Drop the pictures, then repeat every record exactly as it stands.

**Extracted records:**
----

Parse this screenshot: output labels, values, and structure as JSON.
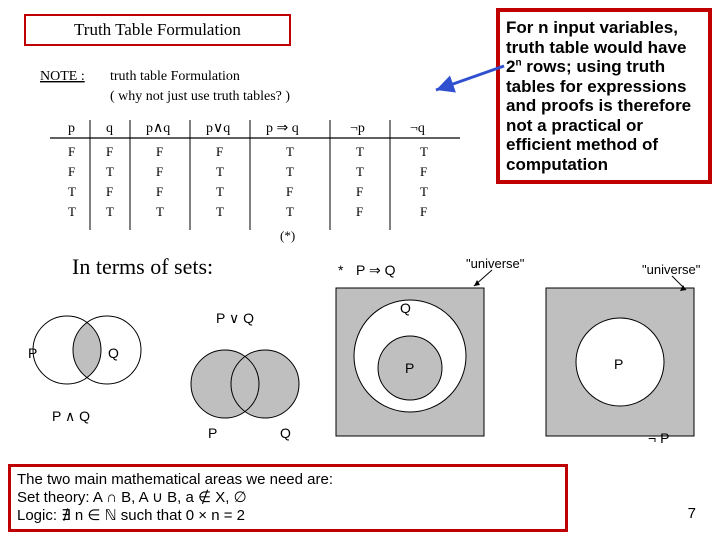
{
  "title": "Truth Table Formulation",
  "note": {
    "pre": "For n input variables, truth table would have 2",
    "exp": "n",
    "post": " rows; using truth tables for expressions and proofs is therefore not a practical or efficient method of computation"
  },
  "handwritten": {
    "noteLabel": "NOTE :",
    "line1": "truth table Formulation",
    "line2": "( why not just use truth tables? )",
    "headers": [
      "p",
      "q",
      "p∧q",
      "p∨q",
      "p ⇒ q",
      "¬p",
      "¬q"
    ],
    "rows": [
      [
        "F",
        "F",
        "F",
        "F",
        "T",
        "T",
        "T"
      ],
      [
        "F",
        "T",
        "F",
        "T",
        "T",
        "T",
        "F"
      ],
      [
        "T",
        "F",
        "F",
        "T",
        "F",
        "F",
        "T"
      ],
      [
        "T",
        "T",
        "T",
        "T",
        "T",
        "F",
        "F"
      ]
    ],
    "star": "(*)"
  },
  "setsHeading": "In terms of sets:",
  "diagrams": {
    "intersect": {
      "p": "P",
      "q": "Q",
      "expr": "P ∧ Q"
    },
    "union": {
      "p": "P",
      "q": "Q",
      "expr": "P ∨ Q"
    },
    "implies": {
      "star": "*",
      "expr": "P ⇒ Q",
      "p": "P",
      "q": "Q",
      "universe": "\"universe\""
    },
    "neg": {
      "p": "P",
      "expr": "¬ P",
      "universe": "\"universe\""
    }
  },
  "footer": {
    "l1": "The two main mathematical areas we need are:",
    "l2": "Set theory: A ∩ B, A ∪ B, a ∉ X, ∅",
    "l3": "Logic: ∄ n ∈ ℕ such that 0 × n = 2"
  },
  "pageNumber": "7"
}
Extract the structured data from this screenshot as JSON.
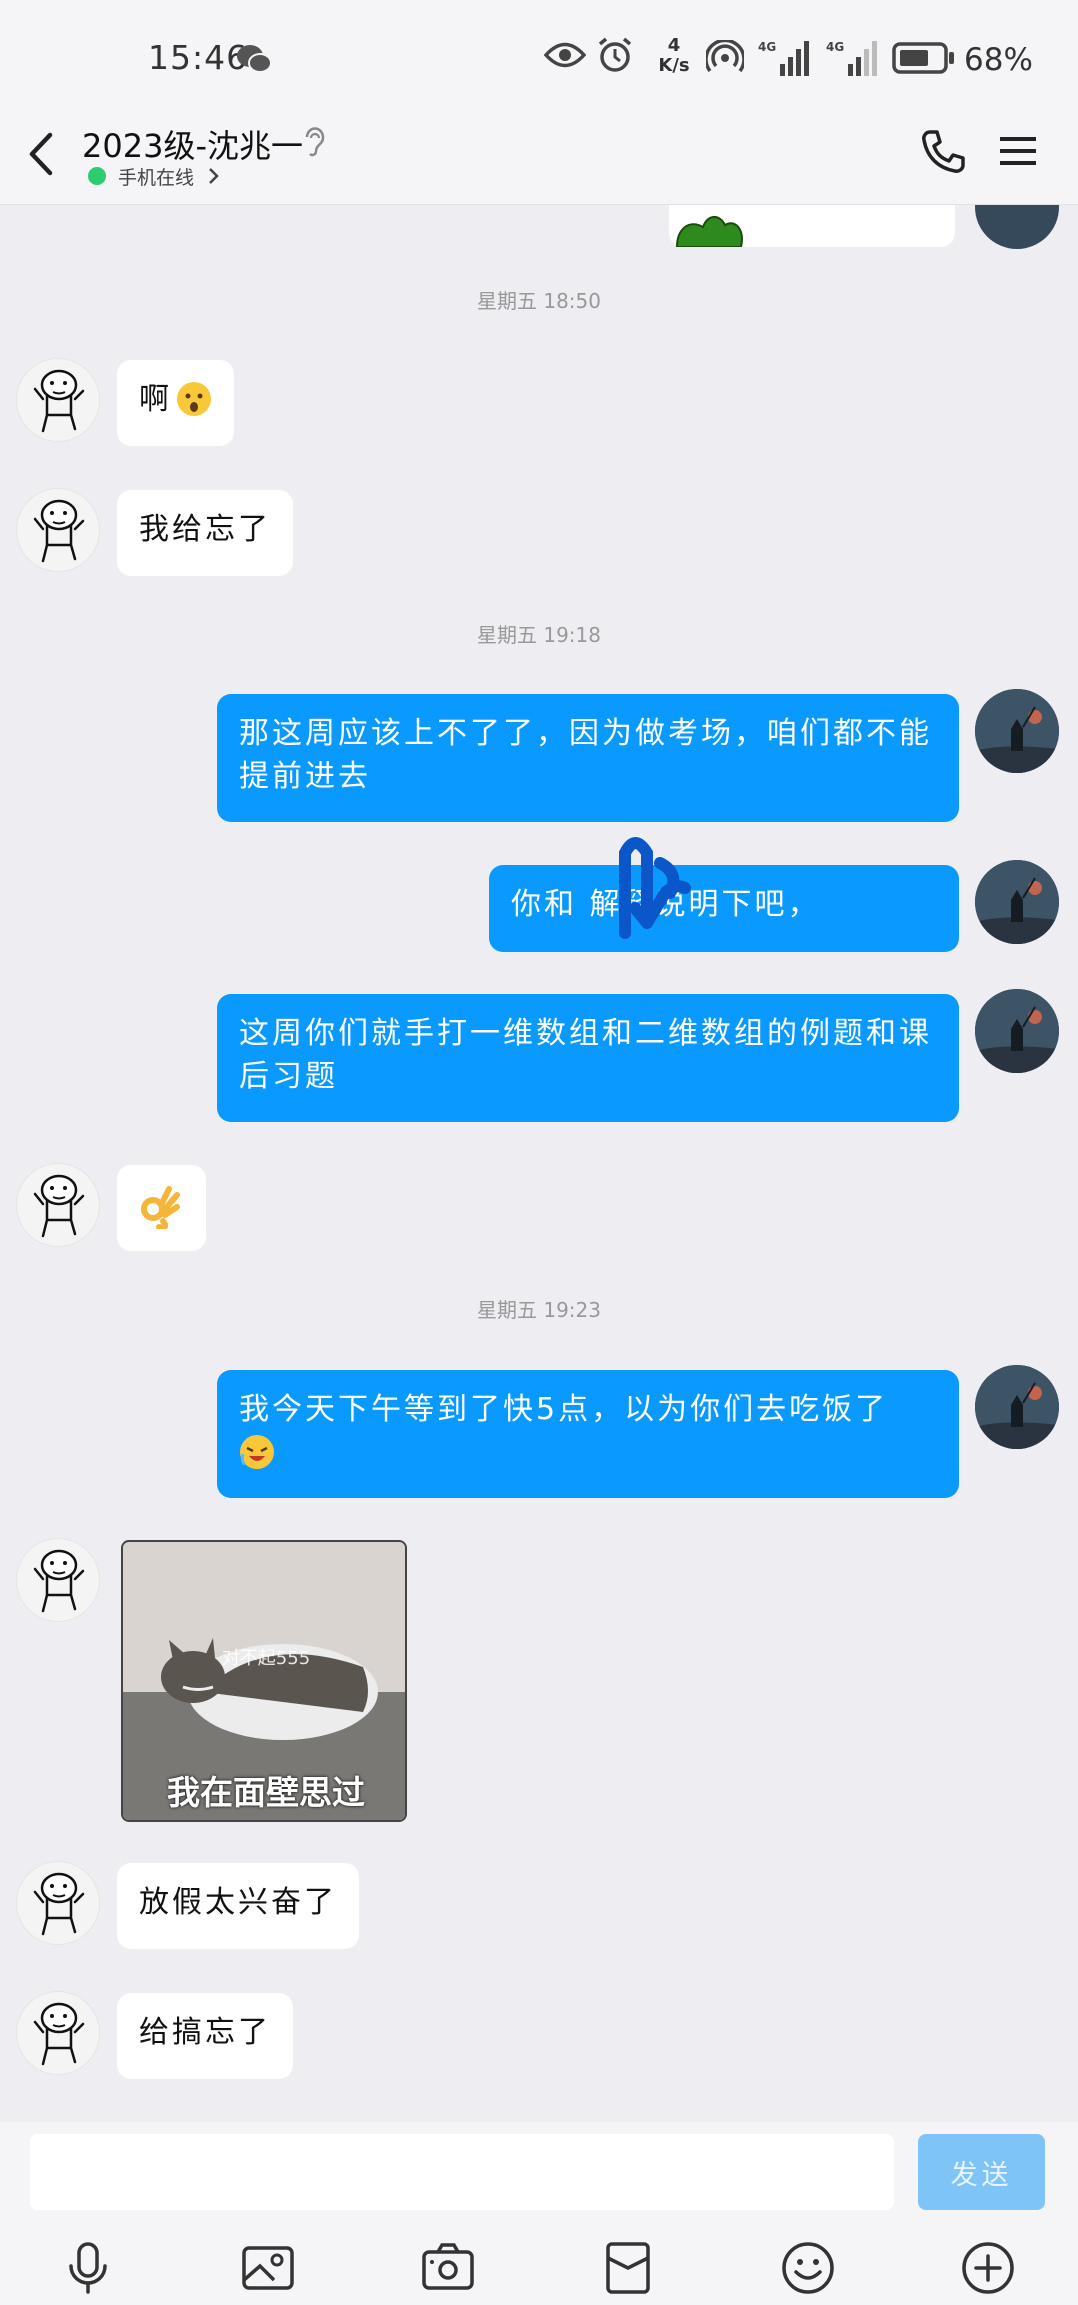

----

**Task solution:**
Parse this screenshot: output labels, values, and structure as JSON.
{
  "title": "Truth Table Formulation",
  "note": {
    "pre": "For n input variables, truth table would have 2",
    "exp": "n",
    "post": " rows; using truth tables for expressions and proofs is therefore not a practical or efficient method of computation"
  },
  "handwritten": {
    "noteLabel": "NOTE :",
    "line1": "truth table Formulation",
    "line2": "( why not just use truth tables? )",
    "headers": [
      "p",
      "q",
      "p∧q",
      "p∨q",
      "p ⇒ q",
      "¬p",
      "¬q"
    ],
    "rows": [
      [
        "F",
        "F",
        "F",
        "F",
        "T",
        "T",
        "T"
      ],
      [
        "F",
        "T",
        "F",
        "T",
        "T",
        "T",
        "F"
      ],
      [
        "T",
        "F",
        "F",
        "T",
        "F",
        "F",
        "T"
      ],
      [
        "T",
        "T",
        "T",
        "T",
        "T",
        "F",
        "F"
      ]
    ],
    "star": "(*)"
  },
  "setsHeading": "In terms of sets:",
  "diagrams": {
    "intersect": {
      "p": "P",
      "q": "Q",
      "expr": "P ∧ Q"
    },
    "union": {
      "p": "P",
      "q": "Q",
      "expr": "P ∨ Q"
    },
    "implies": {
      "star": "*",
      "expr": "P ⇒ Q",
      "p": "P",
      "q": "Q",
      "universe": "\"universe\""
    },
    "neg": {
      "p": "P",
      "expr": "¬ P",
      "universe": "\"universe\""
    }
  },
  "footer": {
    "l1": "The two main mathematical areas we need are:",
    "l2": "Set theory: A ∩ B, A ∪ B, a ∉ X, ∅",
    "l3": "Logic: ∄ n ∈ ℕ such that 0 × n = 2"
  },
  "pageNumber": "7"
}
Extract the structured data from this screenshot as JSON.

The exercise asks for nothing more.